### Work instruction
Go through the lines below and retype each one exactly.

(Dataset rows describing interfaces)
◆ ◆ ◆
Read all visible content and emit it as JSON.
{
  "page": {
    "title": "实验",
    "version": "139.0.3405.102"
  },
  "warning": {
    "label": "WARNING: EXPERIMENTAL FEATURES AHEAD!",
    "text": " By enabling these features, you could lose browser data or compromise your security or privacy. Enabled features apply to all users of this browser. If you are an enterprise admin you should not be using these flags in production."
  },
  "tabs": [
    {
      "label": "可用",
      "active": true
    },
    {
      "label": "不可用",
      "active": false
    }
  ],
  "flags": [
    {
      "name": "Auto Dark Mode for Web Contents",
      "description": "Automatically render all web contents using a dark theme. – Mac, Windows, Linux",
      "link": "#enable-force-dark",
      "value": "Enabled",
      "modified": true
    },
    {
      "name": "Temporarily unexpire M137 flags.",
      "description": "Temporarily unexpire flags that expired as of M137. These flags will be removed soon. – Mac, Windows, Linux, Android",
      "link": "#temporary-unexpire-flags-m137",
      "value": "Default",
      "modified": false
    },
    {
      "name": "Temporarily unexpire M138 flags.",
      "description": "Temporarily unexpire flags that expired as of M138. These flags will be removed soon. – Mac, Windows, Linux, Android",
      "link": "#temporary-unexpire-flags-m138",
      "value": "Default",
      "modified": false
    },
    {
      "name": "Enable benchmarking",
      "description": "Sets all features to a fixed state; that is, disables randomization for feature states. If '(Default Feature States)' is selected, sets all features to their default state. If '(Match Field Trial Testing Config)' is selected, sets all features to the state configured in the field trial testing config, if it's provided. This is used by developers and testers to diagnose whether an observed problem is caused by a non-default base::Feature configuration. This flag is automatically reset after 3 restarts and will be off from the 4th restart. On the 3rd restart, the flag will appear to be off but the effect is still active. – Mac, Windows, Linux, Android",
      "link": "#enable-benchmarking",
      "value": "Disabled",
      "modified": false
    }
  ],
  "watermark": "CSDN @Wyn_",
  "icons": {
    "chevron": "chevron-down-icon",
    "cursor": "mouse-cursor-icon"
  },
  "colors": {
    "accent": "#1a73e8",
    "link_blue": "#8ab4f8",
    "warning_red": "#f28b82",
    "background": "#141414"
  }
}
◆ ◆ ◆
### Exercise solution
Read all visible content and emit it as JSON.
{
  "page": {
    "title": "实验",
    "version": "139.0.3405.102"
  },
  "warning": {
    "label": "WARNING: EXPERIMENTAL FEATURES AHEAD!",
    "text": " By enabling these features, you could lose browser data or compromise your security or privacy. Enabled features apply to all users of this browser. If you are an enterprise admin you should not be using these flags in production."
  },
  "tabs": [
    {
      "label": "可用",
      "active": true
    },
    {
      "label": "不可用",
      "active": false
    }
  ],
  "flags": [
    {
      "name": "Auto Dark Mode for Web Contents",
      "description": "Automatically render all web contents using a dark theme. – Mac, Windows, Linux",
      "link": "#enable-force-dark",
      "value": "Enabled",
      "modified": true
    },
    {
      "name": "Temporarily unexpire M137 flags.",
      "description": "Temporarily unexpire flags that expired as of M137. These flags will be removed soon. – Mac, Windows, Linux, Android",
      "link": "#temporary-unexpire-flags-m137",
      "value": "Default",
      "modified": false
    },
    {
      "name": "Temporarily unexpire M138 flags.",
      "description": "Temporarily unexpire flags that expired as of M138. These flags will be removed soon. – Mac, Windows, Linux, Android",
      "link": "#temporary-unexpire-flags-m138",
      "value": "Default",
      "modified": false
    },
    {
      "name": "Enable benchmarking",
      "description": "Sets all features to a fixed state; that is, disables randomization for feature states. If '(Default Feature States)' is selected, sets all features to their default state. If '(Match Field Trial Testing Config)' is selected, sets all features to the state configured in the field trial testing config, if it's provided. This is used by developers and testers to diagnose whether an observed problem is caused by a non-default base::Feature configuration. This flag is automatically reset after 3 restarts and will be off from the 4th restart. On the 3rd restart, the flag will appear to be off but the effect is still active. – Mac, Windows, Linux, Android",
      "link": "#enable-benchmarking",
      "value": "Disabled",
      "modified": false
    }
  ],
  "watermark": "CSDN @Wyn_",
  "icons": {
    "chevron": "chevron-down-icon",
    "cursor": "mouse-cursor-icon"
  },
  "colors": {
    "accent": "#1a73e8",
    "link_blue": "#8ab4f8",
    "warning_red": "#f28b82",
    "background": "#141414"
  }
}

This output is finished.